BRIEF: Without the pictures, output the records below word for word.

.....

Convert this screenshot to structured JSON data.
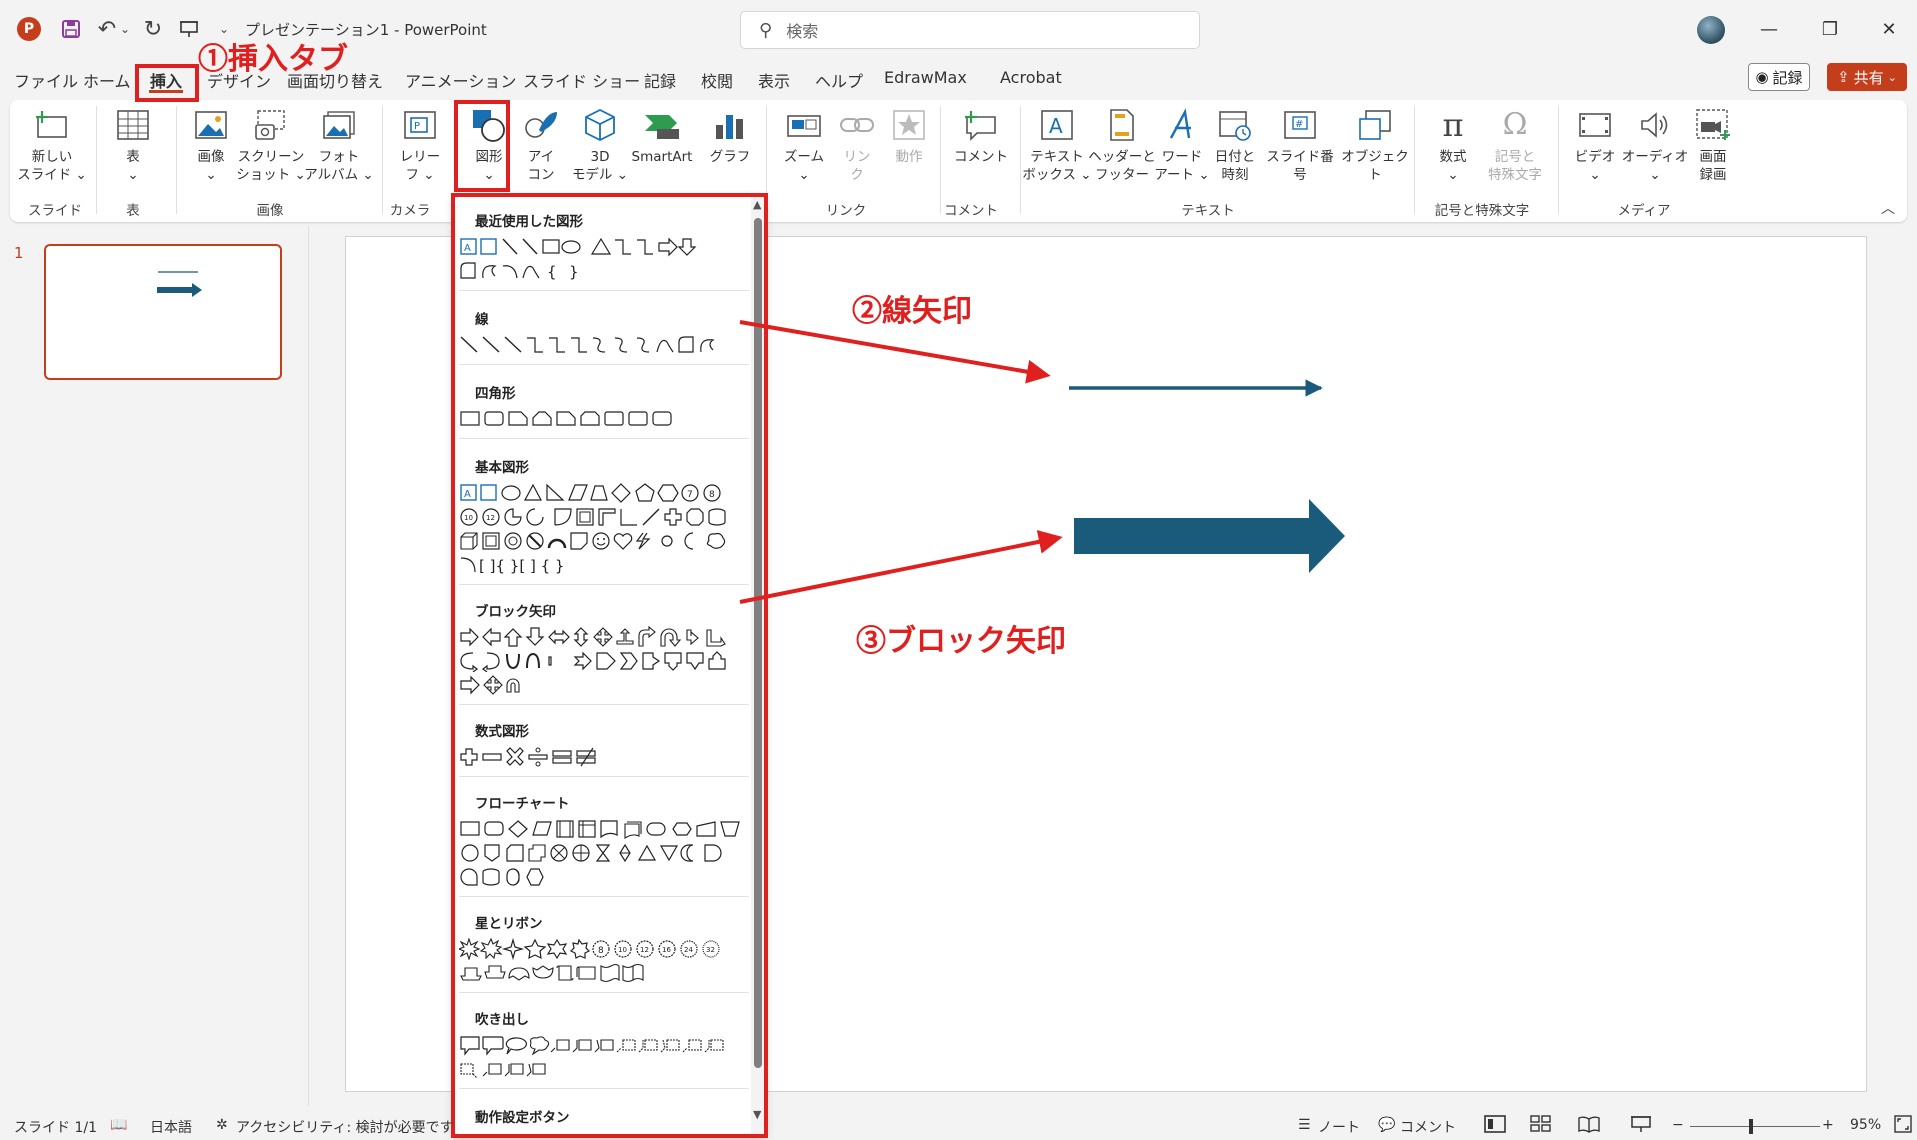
{
  "titlebar": {
    "title": "プレゼンテーション1  -  PowerPoint",
    "search_placeholder": "検索",
    "logo_letter": "P"
  },
  "menu": {
    "tabs": [
      "ファイル",
      "ホーム",
      "挿入",
      "デザイン",
      "画面切り替え",
      "アニメーション",
      "スライド ショー",
      "記録",
      "校閲",
      "表示",
      "ヘルプ",
      "EdrawMax",
      "Acrobat"
    ],
    "record_label": "記録",
    "share_label": "共有"
  },
  "ribbon": {
    "new_slide": "新しい\nスライド ⌄",
    "table": "表\n⌄",
    "image": "画像\n⌄",
    "screenshot": "スクリーン\nショット ⌄",
    "photo_album": "フォト\nアルバム ⌄",
    "cameo": "レリー\nフ ⌄",
    "shapes": "図形\n⌄",
    "icons": "アイ\nコン",
    "3d_models": "3D\nモデル ⌄",
    "smartart": "SmartArt",
    "chart": "グラフ",
    "zoom": "ズーム\n⌄",
    "link": "リン\nク",
    "action": "動作",
    "comment": "コメント",
    "textbox": "テキスト\nボックス ⌄",
    "header_footer": "ヘッダーと\nフッター",
    "wordart": "ワード\nアート ⌄",
    "date_time": "日付と\n時刻",
    "slide_number": "スライド番号",
    "object": "オブジェクト",
    "equation": "数式\n⌄",
    "symbol": "記号と\n特殊文字",
    "video": "ビデオ\n⌄",
    "audio": "オーディオ\n⌄",
    "screen_recording": "画面\n録画",
    "groups": {
      "slides": "スライド",
      "tables": "表",
      "images": "画像",
      "camera": "カメラ",
      "links": "リンク",
      "comments": "コメント",
      "text": "テキスト",
      "symbols": "記号と特殊文字",
      "media": "メディア"
    }
  },
  "slide_pane": {
    "slide_number": "1"
  },
  "shapes_dropdown": {
    "sections": [
      {
        "title": "最近使用した図形",
        "rows": [
          "▭▭﹨﹨□○△⌐⌐⇨⇩",
          "◠◡◟◝{ }"
        ]
      },
      {
        "title": "線",
        "rows": [
          "﹨﹨﹨⌐⌐⌐ᒧᒧᒧ⌒◡◡"
        ]
      },
      {
        "title": "四角形",
        "rows": [
          "▭▭▭▭▭▭▭▭▭"
        ]
      },
      {
        "title": "基本図形",
        "rows": [
          "▭▭○△◺▱⏢◇⬠⬡⑦⑧",
          "⑩⑫◔◑◐▣◸◹◿✚⬭▯",
          "◫▣◎⊘⌒◪☺♡ϟ☼☾✿",
          "⌒[ ]{ }[ ] { }"
        ]
      },
      {
        "title": "ブロック矢印",
        "rows": [
          "⇨⇦⇧⇩⇔⇕✥⊥↱↶↲↳",
          "↺↻↶↷⇨⇨▷▷⇨⇩⇩⇧",
          "⇨✥↶"
        ]
      },
      {
        "title": "数式図形",
        "rows": [
          "✚━✖➗☰⊭"
        ]
      },
      {
        "title": "フローチャート",
        "rows": [
          "▭▭◇▱▯▯▭▭⬭⬭⏢▽",
          "○⬠◸▭⊗⊕⧗◆△▽◗◖",
          "◯⛁◫○"
        ]
      },
      {
        "title": "星とリボン",
        "rows": [
          "✸✹✦☆☆☆⑧⑩⑫⑯⑳㉔",
          "⛿⛿⛿⛿⛿⛿▯▯"
        ]
      },
      {
        "title": "吹き出し",
        "rows": [
          "▭▭○☁◪◪◪◪◪◪◪◪",
          "◪◪◪◪"
        ]
      },
      {
        "title": "動作設定ボタン",
        "rows": []
      }
    ]
  },
  "annotations": {
    "insert_tab": "①挿入タブ",
    "line_arrow": "②線矢印",
    "block_arrow": "③ブロック矢印",
    "color": "#e0201e"
  },
  "slide": {
    "arrow_color": "#1a5b7c"
  },
  "statusbar": {
    "slide_info": "スライド 1/1",
    "language": "日本語",
    "accessibility": "アクセシビリティ: 検討が必要です",
    "notes": "ノート",
    "comments": "コメント",
    "zoom_minus": "−",
    "zoom_plus": "+",
    "zoom_level": "95%"
  },
  "colors": {
    "accent": "#c43e1c",
    "slide_shape": "#1a5b7c"
  }
}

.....

FINISHED EXERCISE:
Convert this screenshot to structured JSON data.
{
  "titlebar": {
    "title": "プレゼンテーション1  -  PowerPoint",
    "search_placeholder": "検索",
    "logo_letter": "P"
  },
  "menu": {
    "tabs": [
      "ファイル",
      "ホーム",
      "挿入",
      "デザイン",
      "画面切り替え",
      "アニメーション",
      "スライド ショー",
      "記録",
      "校閲",
      "表示",
      "ヘルプ",
      "EdrawMax",
      "Acrobat"
    ],
    "record_label": "記録",
    "share_label": "共有"
  },
  "ribbon": {
    "new_slide": "新しい\nスライド ⌄",
    "table": "表\n⌄",
    "image": "画像\n⌄",
    "screenshot": "スクリーン\nショット ⌄",
    "photo_album": "フォト\nアルバム ⌄",
    "cameo": "レリー\nフ ⌄",
    "shapes": "図形\n⌄",
    "icons": "アイ\nコン",
    "3d_models": "3D\nモデル ⌄",
    "smartart": "SmartArt",
    "chart": "グラフ",
    "zoom": "ズーム\n⌄",
    "link": "リン\nク",
    "action": "動作",
    "comment": "コメント",
    "textbox": "テキスト\nボックス ⌄",
    "header_footer": "ヘッダーと\nフッター",
    "wordart": "ワード\nアート ⌄",
    "date_time": "日付と\n時刻",
    "slide_number": "スライド番号",
    "object": "オブジェクト",
    "equation": "数式\n⌄",
    "symbol": "記号と\n特殊文字",
    "video": "ビデオ\n⌄",
    "audio": "オーディオ\n⌄",
    "screen_recording": "画面\n録画",
    "groups": {
      "slides": "スライド",
      "tables": "表",
      "images": "画像",
      "camera": "カメラ",
      "links": "リンク",
      "comments": "コメント",
      "text": "テキスト",
      "symbols": "記号と特殊文字",
      "media": "メディア"
    }
  },
  "slide_pane": {
    "slide_number": "1"
  },
  "shapes_dropdown": {
    "sections": [
      {
        "title": "最近使用した図形",
        "rows": [
          "▭▭﹨﹨□○△⌐⌐⇨⇩",
          "◠◡◟◝{ }"
        ]
      },
      {
        "title": "線",
        "rows": [
          "﹨﹨﹨⌐⌐⌐ᒧᒧᒧ⌒◡◡"
        ]
      },
      {
        "title": "四角形",
        "rows": [
          "▭▭▭▭▭▭▭▭▭"
        ]
      },
      {
        "title": "基本図形",
        "rows": [
          "▭▭○△◺▱⏢◇⬠⬡⑦⑧",
          "⑩⑫◔◑◐▣◸◹◿✚⬭▯",
          "◫▣◎⊘⌒◪☺♡ϟ☼☾✿",
          "⌒[ ]{ }[ ] { }"
        ]
      },
      {
        "title": "ブロック矢印",
        "rows": [
          "⇨⇦⇧⇩⇔⇕✥⊥↱↶↲↳",
          "↺↻↶↷⇨⇨▷▷⇨⇩⇩⇧",
          "⇨✥↶"
        ]
      },
      {
        "title": "数式図形",
        "rows": [
          "✚━✖➗☰⊭"
        ]
      },
      {
        "title": "フローチャート",
        "rows": [
          "▭▭◇▱▯▯▭▭⬭⬭⏢▽",
          "○⬠◸▭⊗⊕⧗◆△▽◗◖",
          "◯⛁◫○"
        ]
      },
      {
        "title": "星とリボン",
        "rows": [
          "✸✹✦☆☆☆⑧⑩⑫⑯⑳㉔",
          "⛿⛿⛿⛿⛿⛿▯▯"
        ]
      },
      {
        "title": "吹き出し",
        "rows": [
          "▭▭○☁◪◪◪◪◪◪◪◪",
          "◪◪◪◪"
        ]
      },
      {
        "title": "動作設定ボタン",
        "rows": []
      }
    ]
  },
  "annotations": {
    "insert_tab": "①挿入タブ",
    "line_arrow": "②線矢印",
    "block_arrow": "③ブロック矢印",
    "color": "#e0201e"
  },
  "slide": {
    "arrow_color": "#1a5b7c"
  },
  "statusbar": {
    "slide_info": "スライド 1/1",
    "language": "日本語",
    "accessibility": "アクセシビリティ: 検討が必要です",
    "notes": "ノート",
    "comments": "コメント",
    "zoom_minus": "−",
    "zoom_plus": "+",
    "zoom_level": "95%"
  },
  "colors": {
    "accent": "#c43e1c",
    "slide_shape": "#1a5b7c"
  }
}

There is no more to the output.